With the publication today of US News & World Report’s (USNWR) annual rankings of law schools, it is a propitious time to take stock of the state of UC Law SF. As detailed below, the news is good.
However, before getting into those details, I must admit that, because it has been such a difficult year, I feel ambivalent about celebrating anything in the midst of so much loss, including COVID-related deaths and disruption, racial injustice and violence, and suffering at our borders. Therefore, as a community, we should all pause for a moment of reflection, for however well we might be doing as an institution or as individuals, there is much yet in society requiring our attention. Our legal training gives us the skill, and imposes the obligation, to do what we can to redress injustice wherever it might exist.
At UC Law SF, while we still have much work to do on many fronts to advance our academic and public service missions and strategic plan, our trajectory is excellent and we are building incredible momentum as we move forward.
The construction of the UC Law SF Academic Village is well on its way. Next year, students will attend classes in our new academic building at 333 Golden Gate, the Cotchett Law Center, which was completed this past year, just as the pandemic hit. Major renovations of Kane Hall at 200 McAllister, to be completed this spring, include classroom and center space on the sixth floor, two large classrooms on the first floor, and an expanded and welcoming lobby area. And the venerable Snodgrass Hall at 198 McAllister is almost completely gone, as our contractor prepares to “come out of the ground” with our new 14-story high jewel of a building, which will provide significant additional academic space and 656 units of below-market student housing.
The brick-and-mortar projects, however, are merely vessels to accommodate our outstanding academic programs. These are too numerous to describe in detail, but include ten scholarly journals; trial and appellate advocacy and dispute resolution programs; a wide array of clinics and other cutting edge experiential programs; a constantly-evolving curriculum that is as wide and deep as any in the country; and research and programmatic centers specializing in vital issues such as healthcare, work-life balance, immigration, business, tax, innovation, and the intersection of law and technology. Just over the past year, we introduced three additional centers, the Center for Racial and Economic Justice, the Indigenous Law Center, and the Center for Litigation and Courts.
Our students, staff and faculty have similarly remained energized and successful during this otherwise challenging time. Our 2020 graduates had an 87% first-time pass-rate on the October 2020 administration of the California Bar Exam (86% overall for our first-time takers). Our Moot Court team, ranked #1 in the nation, continues to rack up impressive wins.
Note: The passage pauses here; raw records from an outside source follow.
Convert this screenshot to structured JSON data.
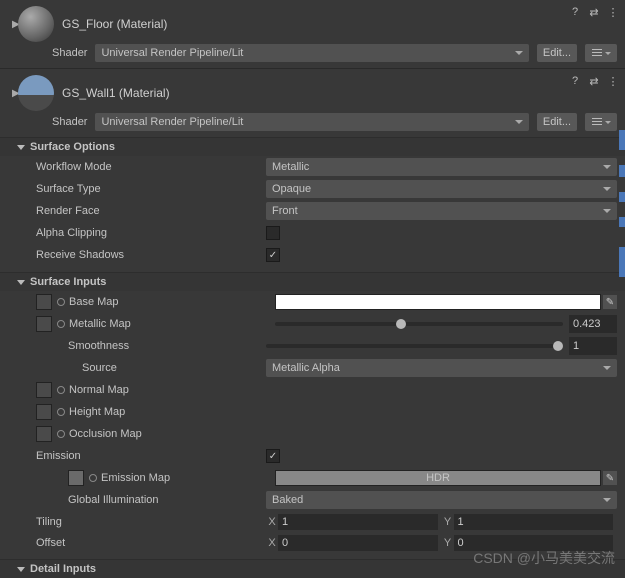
{
  "mat1": {
    "title": "GS_Floor (Material)",
    "shaderLabel": "Shader",
    "shaderValue": "Universal Render Pipeline/Lit",
    "editLabel": "Edit..."
  },
  "mat2": {
    "title": "GS_Wall1 (Material)",
    "shaderLabel": "Shader",
    "shaderValue": "Universal Render Pipeline/Lit",
    "editLabel": "Edit..."
  },
  "sections": {
    "surfaceOptions": "Surface Options",
    "surfaceInputs": "Surface Inputs",
    "detailInputs": "Detail Inputs"
  },
  "opts": {
    "workflowMode": {
      "label": "Workflow Mode",
      "value": "Metallic"
    },
    "surfaceType": {
      "label": "Surface Type",
      "value": "Opaque"
    },
    "renderFace": {
      "label": "Render Face",
      "value": "Front"
    },
    "alphaClipping": {
      "label": "Alpha Clipping"
    },
    "receiveShadows": {
      "label": "Receive Shadows"
    }
  },
  "inputs": {
    "baseMap": "Base Map",
    "metallicMap": "Metallic Map",
    "metallicValue": "0.423",
    "smoothness": "Smoothness",
    "smoothnessValue": "1",
    "source": {
      "label": "Source",
      "value": "Metallic Alpha"
    },
    "normalMap": "Normal Map",
    "heightMap": "Height Map",
    "occlusionMap": "Occlusion Map",
    "emission": "Emission",
    "emissionMap": "Emission Map",
    "hdr": "HDR",
    "globalIllum": {
      "label": "Global Illumination",
      "value": "Baked"
    },
    "tiling": {
      "label": "Tiling",
      "x": "1",
      "y": "1"
    },
    "offset": {
      "label": "Offset",
      "x": "0",
      "y": "0"
    }
  },
  "watermark": "CSDN @小马美美交流"
}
Our faculty continue to produce impactful scholarship and apply their expertise not only in our classrooms but also as witnesses at hearings in Congress and state legislatures, advocates filing amicus briefs, and public intellectuals addressing the most pressing issues of the day.
It is around this time each year when USNWR publishes its annual rankings. Those rankings were published today and the news is good. I have previously shared my view that rankings are a pale reflection of the quality of a law school. Nonetheless, I also know that many put considerable stock in them, including prospective students and future employers. Hence, we cannot ignore them. Moreover, there are data within the data that carry some meaning, including the rankings of specialty programs.
Our overall ranking this year improved nine places, from 59 to 50. Although we have yet to examine the data in depth, the overall rank appears to be partly a function of improvements in how our peer institutions perceive us (moving from 43 to 40), and how lawyers and judges assess us (moving from 32 to 27). Without question, these are positive trends. Our graduates’ improved bar and employment outcomes likely also contributed to our jump in the U.S. News overall ranking.
More meaningful, in my view, are our specialty program rankings, because those come from surveys of faculty in the respective area of expertise. We have ten programs in the top 30 nationally, with four of those in the top 20, and one in the top ten. These include, Dispute Resolution (8), Healthcare Law (13), Tax Law (16), Clinical Training (19), Trial Advocacy (21), Environmental Law (24), International Law (26), Business/Corporate Law (28), Intellectual Property Law (30), and Criminal Law (30).
Our success to date is attributable to a community-wide effort. Students, staff, and faculty have gone above and beyond to create not only a first-class institution of higher education, but one that is devoted to ensuring that all members of our community feel cherished and included. Moreover, our alumni community—22,000 strong—has stepped up in a big way, providing mentorship opportunities for our students, networking opportunities for our graduates, and financial support for scholarships, bar study, and the academic program generally. Just over the last three years, alumni donations have tripled.
While we have indeed accomplished much in recent years, these accomplishments are but a springboard for more yet to come. Now is the time to build on our success. I look forward to working with you in the years ahead as we further establish UC Law SF as one of the preeminent law schools in the nation.
I wish you all the best, good health, and please stay safe.
David L. Faigman
Chancellor and Dean
John F. Digardi Distinguished Professor of Law
University of California Hastings College of the Law